And he was far from the only Bridgestone rider in trouble; Gibernau was also sinking steadily down the order after leading so confidently - losing seventh to Rossi on lap 13 - while team-mate Loris Capirossi
was demoted from sixth by his fellow Italian a lap later. Vermeulen then lost fifth to The Doctor on lap 16, forming an all-Michelin top five, as the Japanese rubber - which had been so strong in the wet - appeared to strike endurance problems.
But the four Honda young-guns up front - Pedrosa, Hayden, Melandri and Stoner - were showing no form of weakness, and their near 7-second lead over Rossi was insurmountable in the seven laps that remained. Instead, Rossi came under increasing pressure from Toni Elias, who had dropped to 12th in the early laps, but had then locked onto Rossi's rear wheel and been dragged up the order with the Italian.
Up front and Pedrosa was credited with leading laps 12 to 16 but - like Vermeulen, Gibernau and Melandri before him - was unable to break clear and his reign was eventually ended by Melandri, who dived inside at the final chicane on lap 17. That location, coming directly after the awesome fifth-gear right hander, was the most popular passing place on the track - and saw plenty more action in the remaining five laps.
Indeed, on the very next circulation, Stoner demoted Marco from the lead at that location - with the frantic victory battle now a three-way affair as an increasingly ragged Hayden slipped to the tail of the lead group and lost touch with the trio ahead of him.
Last October, Pedrosa and Stoner were again battling bar-to-bar for victory at Istanbul - although on that occasion it was in the 250cc class - but each looked every ounce a MotoGP winner as the 2006 race reached its climax. The pair of premier-class rookies sandwiching comparative veteran Melandri, a double race winner, as the last lap began.
But not for long: As the trio charged into the off-camber turn one for the final time, Pedrosa - who had lost a little ground through the final chicane - pushed his front Michelin a little too hard and his RCV suddenly folded under him, sending the 20-year-old spinning off-track. A distraught Dani jumped to his feet and was left to wonder what might have been as he resurrected 14th place at the chequered flag.

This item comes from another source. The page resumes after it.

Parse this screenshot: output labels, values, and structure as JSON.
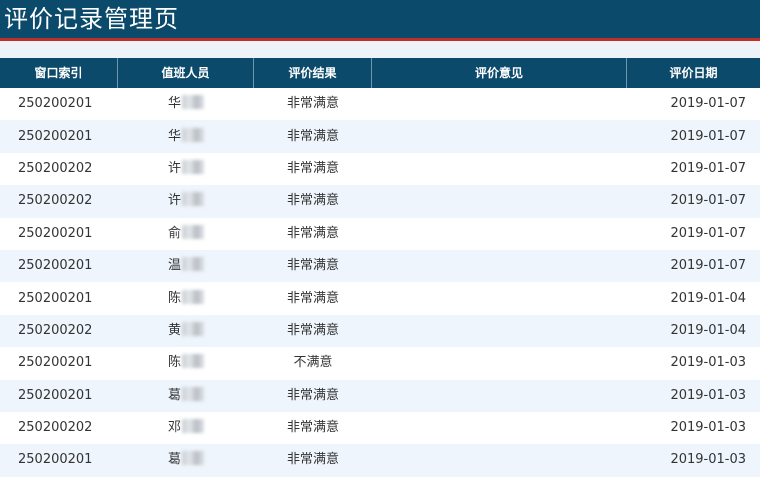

Meanwhile, Stoner - riding the 'standard' spec RCV - was still doing a brilliant job of containing factory supported Melandri, leaving no room for a pass and making no mistakes in his quest to become the joint youngest MotoGP race winner. But the grand prix was always going to be decided at the final chicane - and Melandri duly dived inside for the lead, with Stoner trying to brave-it-out around the outside of the Italian.
Melandri stayed wheel-perfect through the fiddly left-right-left complex that leads onto the start-finish straight - and Stoner frustratingly lost out on victory by just 0.2secs at the flag, but could still celebrate his first MotoGP podium in just his third race.
The win was exactly what Melandri needed after a poor, podium free, start to the season and the likeable Fortuna rider was justifiably ecstatic with his third MotoGP victory - which also moves him up to third in the championship.
Pedrosa's mistake left team-mate Nicky Hayden
to inherit the final podium position and the Kentuckian has now taken the world championship lead, by just one-point from previous occupant Loris Capirossi, after the Ducati rider finished as the top Bridgestone rider in sixth.